New method to introduce malware into macOS apps puts millions of Apple users at risk

The evidence supports the general view of Apple products and their advanced security capabilities regarding Windows or Android systems, for example. Apple has worked hard to keep things the way they are, adding multiple layers of security to its operating systems to protect them from the best-known security threats.

Despite these efforts, some hacking groups managed to exploit a critical vulnerability on Apple devices.

Recently cybersecurity specialist Cedric Ownes detailed how hackers exploit this flaw, reported in mid-March and residing in the Gatekeeper mechanism. This feature allows developers to sign up for Apple and pay for their software to run on Mac devices.

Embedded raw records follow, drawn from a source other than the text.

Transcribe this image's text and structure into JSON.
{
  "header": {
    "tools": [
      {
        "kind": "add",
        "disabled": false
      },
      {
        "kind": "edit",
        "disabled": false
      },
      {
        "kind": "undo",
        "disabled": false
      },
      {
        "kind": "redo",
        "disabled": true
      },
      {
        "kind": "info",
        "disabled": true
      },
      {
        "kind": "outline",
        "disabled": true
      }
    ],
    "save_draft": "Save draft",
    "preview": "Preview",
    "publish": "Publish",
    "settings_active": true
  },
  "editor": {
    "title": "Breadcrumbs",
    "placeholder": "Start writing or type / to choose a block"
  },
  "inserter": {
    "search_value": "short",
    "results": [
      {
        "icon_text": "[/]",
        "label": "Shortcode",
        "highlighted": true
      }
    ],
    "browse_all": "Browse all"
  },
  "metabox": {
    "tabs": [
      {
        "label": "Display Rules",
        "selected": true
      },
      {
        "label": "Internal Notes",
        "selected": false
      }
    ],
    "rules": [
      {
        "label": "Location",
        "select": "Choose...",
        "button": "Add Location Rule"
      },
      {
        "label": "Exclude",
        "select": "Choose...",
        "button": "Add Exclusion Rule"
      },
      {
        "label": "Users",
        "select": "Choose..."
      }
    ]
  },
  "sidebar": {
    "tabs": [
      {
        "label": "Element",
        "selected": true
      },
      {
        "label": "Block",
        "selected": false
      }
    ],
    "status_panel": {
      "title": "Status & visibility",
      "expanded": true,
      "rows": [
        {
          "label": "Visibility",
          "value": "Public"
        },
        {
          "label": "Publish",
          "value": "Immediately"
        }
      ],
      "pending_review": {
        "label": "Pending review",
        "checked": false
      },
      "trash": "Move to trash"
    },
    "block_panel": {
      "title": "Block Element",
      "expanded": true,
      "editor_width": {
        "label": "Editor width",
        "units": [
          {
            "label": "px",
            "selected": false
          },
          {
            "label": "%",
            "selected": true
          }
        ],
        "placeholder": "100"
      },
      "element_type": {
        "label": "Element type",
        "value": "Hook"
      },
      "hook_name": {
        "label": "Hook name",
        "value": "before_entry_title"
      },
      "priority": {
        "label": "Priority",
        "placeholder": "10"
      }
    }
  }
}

According to Ownes, the software notarization process requires applications to be subjected to an automated verification process developed by Apple. Threat actors could create a malware variant specifically designed to trick this mechanism, which resides on the macOS system itself, so that compromised devices run malware despite not passing the relevant security checks.

This flaw abuses a tiny entry point into the system, which makes the system think that the malicious application has some particularly specific attributes: “If you create an application composed basically of a single script, the code will tell the program what to do instead of doing it for itself,” Ownes says.

This intrusion does not include the standard application metadata file (also known as info.plist), which can run a malicious application on any Mac. The researcher reported his findings to Apple and even took his report to renowned macOS expert Patrik Wardle, who delveed a little de further into Ownes’ report.

The expert also mentions that, initially, macOS also checks whether the new apps were actually notarized, although this step is skipped in the scenario described in the report. However, it is then tracked to check if the software is actually an application package; if macOS does not detect an info.plist file, the system will automatically determine that it is not an application.

After performing his own scan, Wardle took his report to Jamf, apple’s device management company, to see if the company’s antivirus solution is actually capable of containing these script-based attacks. Jamf marked a particular version of the Shlayer adware that could exploit this error in an unusual way. The version of Gatekeeper analyzed, released in 2012, shows a warning to users to ask them if they are sure they want to run downloaded apps outside the company’s official store.